App and web page records:
○ ○ ○ ○ ○ ○ ○

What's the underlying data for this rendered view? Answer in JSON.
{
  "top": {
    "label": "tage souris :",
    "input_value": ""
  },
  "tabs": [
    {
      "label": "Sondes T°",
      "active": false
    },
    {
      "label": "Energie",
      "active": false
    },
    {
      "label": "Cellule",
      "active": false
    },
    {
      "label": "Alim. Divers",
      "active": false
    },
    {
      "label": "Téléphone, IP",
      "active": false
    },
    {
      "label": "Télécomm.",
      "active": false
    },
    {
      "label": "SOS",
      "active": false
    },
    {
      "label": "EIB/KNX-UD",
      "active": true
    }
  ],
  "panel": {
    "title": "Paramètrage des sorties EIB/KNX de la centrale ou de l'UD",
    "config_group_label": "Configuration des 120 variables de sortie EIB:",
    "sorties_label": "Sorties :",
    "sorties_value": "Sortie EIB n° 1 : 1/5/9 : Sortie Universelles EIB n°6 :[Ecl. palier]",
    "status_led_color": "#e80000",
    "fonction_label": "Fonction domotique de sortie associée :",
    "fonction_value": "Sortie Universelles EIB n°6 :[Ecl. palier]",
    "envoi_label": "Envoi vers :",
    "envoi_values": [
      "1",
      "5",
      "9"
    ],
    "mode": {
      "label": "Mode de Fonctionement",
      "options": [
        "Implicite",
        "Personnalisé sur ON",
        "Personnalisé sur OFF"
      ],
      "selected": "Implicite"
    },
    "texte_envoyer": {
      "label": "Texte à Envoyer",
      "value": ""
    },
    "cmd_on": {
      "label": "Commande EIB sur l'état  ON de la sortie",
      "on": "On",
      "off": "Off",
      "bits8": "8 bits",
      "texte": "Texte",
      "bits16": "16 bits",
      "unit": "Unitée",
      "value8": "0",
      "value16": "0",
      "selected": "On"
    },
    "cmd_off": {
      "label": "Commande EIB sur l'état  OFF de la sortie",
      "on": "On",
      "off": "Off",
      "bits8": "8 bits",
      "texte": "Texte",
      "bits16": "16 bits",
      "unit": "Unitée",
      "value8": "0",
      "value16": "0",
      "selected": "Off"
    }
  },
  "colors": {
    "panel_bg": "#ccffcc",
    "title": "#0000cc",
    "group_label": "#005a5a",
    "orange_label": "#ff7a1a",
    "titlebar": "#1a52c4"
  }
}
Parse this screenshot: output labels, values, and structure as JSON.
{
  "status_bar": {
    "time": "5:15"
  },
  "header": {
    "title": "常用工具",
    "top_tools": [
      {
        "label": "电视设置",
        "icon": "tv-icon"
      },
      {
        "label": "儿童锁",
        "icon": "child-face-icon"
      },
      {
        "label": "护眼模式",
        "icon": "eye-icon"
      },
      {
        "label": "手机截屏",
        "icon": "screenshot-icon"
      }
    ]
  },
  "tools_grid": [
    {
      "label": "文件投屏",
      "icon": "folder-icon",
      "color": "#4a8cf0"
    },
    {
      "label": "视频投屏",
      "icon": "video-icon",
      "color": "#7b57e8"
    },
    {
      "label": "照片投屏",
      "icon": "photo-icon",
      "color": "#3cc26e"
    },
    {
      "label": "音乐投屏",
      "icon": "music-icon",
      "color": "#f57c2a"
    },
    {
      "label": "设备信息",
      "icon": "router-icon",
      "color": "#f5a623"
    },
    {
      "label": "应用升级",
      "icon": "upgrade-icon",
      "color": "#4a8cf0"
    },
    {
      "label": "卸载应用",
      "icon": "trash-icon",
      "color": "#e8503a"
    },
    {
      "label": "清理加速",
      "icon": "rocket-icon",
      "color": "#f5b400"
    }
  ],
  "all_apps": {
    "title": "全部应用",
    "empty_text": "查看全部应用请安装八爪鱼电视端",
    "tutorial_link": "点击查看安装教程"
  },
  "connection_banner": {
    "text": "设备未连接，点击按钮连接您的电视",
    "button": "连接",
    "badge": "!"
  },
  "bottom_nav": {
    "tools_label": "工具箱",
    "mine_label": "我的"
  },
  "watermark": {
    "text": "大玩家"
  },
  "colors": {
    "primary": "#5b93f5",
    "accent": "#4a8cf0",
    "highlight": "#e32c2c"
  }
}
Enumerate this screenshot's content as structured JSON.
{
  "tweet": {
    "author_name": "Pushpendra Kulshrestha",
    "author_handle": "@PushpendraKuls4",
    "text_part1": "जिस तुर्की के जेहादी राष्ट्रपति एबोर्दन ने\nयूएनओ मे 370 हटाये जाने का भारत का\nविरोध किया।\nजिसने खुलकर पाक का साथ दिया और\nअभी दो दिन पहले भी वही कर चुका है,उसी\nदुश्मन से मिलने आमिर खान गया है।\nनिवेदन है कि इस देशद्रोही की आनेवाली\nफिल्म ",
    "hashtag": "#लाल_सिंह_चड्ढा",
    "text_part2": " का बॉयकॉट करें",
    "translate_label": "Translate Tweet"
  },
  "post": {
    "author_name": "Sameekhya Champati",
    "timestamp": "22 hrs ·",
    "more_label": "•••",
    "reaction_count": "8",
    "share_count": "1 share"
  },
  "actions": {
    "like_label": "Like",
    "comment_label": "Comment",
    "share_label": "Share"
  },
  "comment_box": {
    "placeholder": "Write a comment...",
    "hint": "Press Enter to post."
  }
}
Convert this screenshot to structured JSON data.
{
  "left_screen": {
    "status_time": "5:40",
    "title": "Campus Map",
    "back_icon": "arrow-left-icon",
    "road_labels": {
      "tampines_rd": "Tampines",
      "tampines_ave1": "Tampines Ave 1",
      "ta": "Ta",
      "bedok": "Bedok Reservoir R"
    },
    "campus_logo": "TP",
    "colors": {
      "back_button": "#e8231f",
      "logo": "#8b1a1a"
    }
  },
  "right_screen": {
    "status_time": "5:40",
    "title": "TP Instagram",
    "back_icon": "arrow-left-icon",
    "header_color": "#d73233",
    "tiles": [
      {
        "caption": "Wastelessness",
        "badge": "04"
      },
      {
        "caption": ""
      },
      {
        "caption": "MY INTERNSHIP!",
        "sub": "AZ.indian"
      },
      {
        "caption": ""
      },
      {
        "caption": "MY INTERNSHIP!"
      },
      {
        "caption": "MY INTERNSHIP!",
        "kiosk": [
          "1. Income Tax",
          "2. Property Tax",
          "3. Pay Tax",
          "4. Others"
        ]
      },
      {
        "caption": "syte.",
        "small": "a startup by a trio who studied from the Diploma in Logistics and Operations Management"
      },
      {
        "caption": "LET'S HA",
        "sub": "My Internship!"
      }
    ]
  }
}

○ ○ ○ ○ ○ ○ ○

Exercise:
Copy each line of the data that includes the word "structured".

Solution for this exercise:
Enumerate this screenshot's content as structured JSON.
Convert this screenshot to structured JSON data.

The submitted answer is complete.